Return each line of the data below unchanged, please.
##### Source information #####
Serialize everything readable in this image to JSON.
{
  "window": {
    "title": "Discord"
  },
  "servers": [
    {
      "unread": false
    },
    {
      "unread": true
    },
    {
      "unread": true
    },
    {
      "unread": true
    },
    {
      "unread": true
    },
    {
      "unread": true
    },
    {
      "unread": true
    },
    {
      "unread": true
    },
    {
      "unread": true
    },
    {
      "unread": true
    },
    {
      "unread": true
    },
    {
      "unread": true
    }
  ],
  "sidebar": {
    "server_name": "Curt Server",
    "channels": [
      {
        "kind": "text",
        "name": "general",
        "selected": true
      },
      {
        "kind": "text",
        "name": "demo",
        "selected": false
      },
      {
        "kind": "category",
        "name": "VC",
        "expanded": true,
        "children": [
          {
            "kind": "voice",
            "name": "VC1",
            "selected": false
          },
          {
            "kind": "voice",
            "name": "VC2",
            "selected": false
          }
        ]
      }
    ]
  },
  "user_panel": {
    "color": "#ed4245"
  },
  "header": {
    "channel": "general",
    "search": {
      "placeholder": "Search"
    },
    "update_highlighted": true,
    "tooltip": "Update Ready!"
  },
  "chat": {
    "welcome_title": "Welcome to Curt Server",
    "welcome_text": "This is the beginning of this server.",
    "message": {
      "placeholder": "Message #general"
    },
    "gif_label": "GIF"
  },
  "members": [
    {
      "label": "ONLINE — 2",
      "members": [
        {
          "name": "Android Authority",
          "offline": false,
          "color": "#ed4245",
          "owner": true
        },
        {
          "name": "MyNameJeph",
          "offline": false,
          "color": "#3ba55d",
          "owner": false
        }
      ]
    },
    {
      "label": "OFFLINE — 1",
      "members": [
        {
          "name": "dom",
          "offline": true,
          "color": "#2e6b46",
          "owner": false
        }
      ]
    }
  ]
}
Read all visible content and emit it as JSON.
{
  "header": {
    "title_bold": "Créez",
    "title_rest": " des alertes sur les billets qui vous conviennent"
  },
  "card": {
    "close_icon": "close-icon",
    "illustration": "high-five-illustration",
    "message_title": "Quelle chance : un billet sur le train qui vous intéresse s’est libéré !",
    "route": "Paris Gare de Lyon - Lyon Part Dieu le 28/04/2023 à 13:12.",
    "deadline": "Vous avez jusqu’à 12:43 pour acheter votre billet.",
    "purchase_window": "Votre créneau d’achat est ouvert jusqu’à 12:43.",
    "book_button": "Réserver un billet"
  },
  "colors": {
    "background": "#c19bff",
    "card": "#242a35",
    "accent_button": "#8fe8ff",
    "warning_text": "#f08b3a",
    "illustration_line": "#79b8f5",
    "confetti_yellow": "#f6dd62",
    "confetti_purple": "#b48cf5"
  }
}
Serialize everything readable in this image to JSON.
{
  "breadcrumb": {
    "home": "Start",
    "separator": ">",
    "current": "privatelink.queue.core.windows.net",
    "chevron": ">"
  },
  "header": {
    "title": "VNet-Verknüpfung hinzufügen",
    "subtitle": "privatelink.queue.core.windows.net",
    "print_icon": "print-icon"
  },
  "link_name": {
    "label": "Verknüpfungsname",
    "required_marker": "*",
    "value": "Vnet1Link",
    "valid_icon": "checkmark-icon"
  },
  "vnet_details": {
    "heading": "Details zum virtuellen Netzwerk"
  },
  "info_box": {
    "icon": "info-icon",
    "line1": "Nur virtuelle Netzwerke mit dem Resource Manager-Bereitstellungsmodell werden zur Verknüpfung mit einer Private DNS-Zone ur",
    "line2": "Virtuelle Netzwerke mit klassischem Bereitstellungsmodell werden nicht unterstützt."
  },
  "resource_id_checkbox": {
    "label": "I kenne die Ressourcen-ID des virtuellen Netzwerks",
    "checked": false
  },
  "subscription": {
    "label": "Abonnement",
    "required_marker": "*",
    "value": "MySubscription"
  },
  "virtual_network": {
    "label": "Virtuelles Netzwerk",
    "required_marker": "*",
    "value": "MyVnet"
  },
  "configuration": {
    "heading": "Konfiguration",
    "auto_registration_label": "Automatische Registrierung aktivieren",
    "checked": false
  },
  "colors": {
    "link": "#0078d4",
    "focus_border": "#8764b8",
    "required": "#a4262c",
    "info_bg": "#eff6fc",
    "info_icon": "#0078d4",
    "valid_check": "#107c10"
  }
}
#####
* _Solved exercise_:
Serialize everything readable in this image to JSON.
{
  "window": {
    "title": "Discord"
  },
  "servers": [
    {
      "unread": false
    },
    {
      "unread": true
    },
    {
      "unread": true
    },
    {
      "unread": true
    },
    {
      "unread": true
    },
    {
      "unread": true
    },
    {
      "unread": true
    },
    {
      "unread": true
    },
    {
      "unread": true
    },
    {
      "unread": true
    },
    {
      "unread": true
    },
    {
      "unread": true
    }
  ],
  "sidebar": {
    "server_name": "Curt Server",
    "channels": [
      {
        "kind": "text",
        "name": "general",
        "selected": true
      },
      {
        "kind": "text",
        "name": "demo",
        "selected": false
      },
      {
        "kind": "category",
        "name": "VC",
        "expanded": true,
        "children": [
          {
            "kind": "voice",
            "name": "VC1",
            "selected": false
          },
          {
            "kind": "voice",
            "name": "VC2",
            "selected": false
          }
        ]
      }
    ]
  },
  "user_panel": {
    "color": "#ed4245"
  },
  "header": {
    "channel": "general",
    "search": {
      "placeholder": "Search"
    },
    "update_highlighted": true,
    "tooltip": "Update Ready!"
  },
  "chat": {
    "welcome_title": "Welcome to Curt Server",
    "welcome_text": "This is the beginning of this server.",
    "message": {
      "placeholder": "Message #general"
    },
    "gif_label": "GIF"
  },
  "members": [
    {
      "label": "ONLINE — 2",
      "members": [
        {
          "name": "Android Authority",
          "offline": false,
          "color": "#ed4245",
          "owner": true
        },
        {
          "name": "MyNameJeph",
          "offline": false,
          "color": "#3ba55d",
          "owner": false
        }
      ]
    },
    {
      "label": "OFFLINE — 1",
      "members": [
        {
          "name": "dom",
          "offline": true,
          "color": "#2e6b46",
          "owner": false
        }
      ]
    }
  ]
}
Read all visible content and emit it as JSON.
{
  "header": {
    "title_bold": "Créez",
    "title_rest": " des alertes sur les billets qui vous conviennent"
  },
  "card": {
    "close_icon": "close-icon",
    "illustration": "high-five-illustration",
    "message_title": "Quelle chance : un billet sur le train qui vous intéresse s’est libéré !",
    "route": "Paris Gare de Lyon - Lyon Part Dieu le 28/04/2023 à 13:12.",
    "deadline": "Vous avez jusqu’à 12:43 pour acheter votre billet.",
    "purchase_window": "Votre créneau d’achat est ouvert jusqu’à 12:43.",
    "book_button": "Réserver un billet"
  },
  "colors": {
    "background": "#c19bff",
    "card": "#242a35",
    "accent_button": "#8fe8ff",
    "warning_text": "#f08b3a",
    "illustration_line": "#79b8f5",
    "confetti_yellow": "#f6dd62",
    "confetti_purple": "#b48cf5"
  }
}
Serialize everything readable in this image to JSON.
{
  "breadcrumb": {
    "home": "Start",
    "separator": ">",
    "current": "privatelink.queue.core.windows.net",
    "chevron": ">"
  },
  "header": {
    "title": "VNet-Verknüpfung hinzufügen",
    "subtitle": "privatelink.queue.core.windows.net",
    "print_icon": "print-icon"
  },
  "link_name": {
    "label": "Verknüpfungsname",
    "required_marker": "*",
    "value": "Vnet1Link",
    "valid_icon": "checkmark-icon"
  },
  "vnet_details": {
    "heading": "Details zum virtuellen Netzwerk"
  },
  "info_box": {
    "icon": "info-icon",
    "line1": "Nur virtuelle Netzwerke mit dem Resource Manager-Bereitstellungsmodell werden zur Verknüpfung mit einer Private DNS-Zone ur",
    "line2": "Virtuelle Netzwerke mit klassischem Bereitstellungsmodell werden nicht unterstützt."
  },
  "resource_id_checkbox": {
    "label": "I kenne die Ressourcen-ID des virtuellen Netzwerks",
    "checked": false
  },
  "subscription": {
    "label": "Abonnement",
    "required_marker": "*",
    "value": "MySubscription"
  },
  "virtual_network": {
    "label": "Virtuelles Netzwerk",
    "required_marker": "*",
    "value": "MyVnet"
  },
  "configuration": {
    "heading": "Konfiguration",
    "auto_registration_label": "Automatische Registrierung aktivieren",
    "checked": false
  },
  "colors": {
    "link": "#0078d4",
    "focus_border": "#8764b8",
    "required": "#a4262c",
    "info_bg": "#eff6fc",
    "info_icon": "#0078d4",
    "valid_check": "#107c10"
  }
}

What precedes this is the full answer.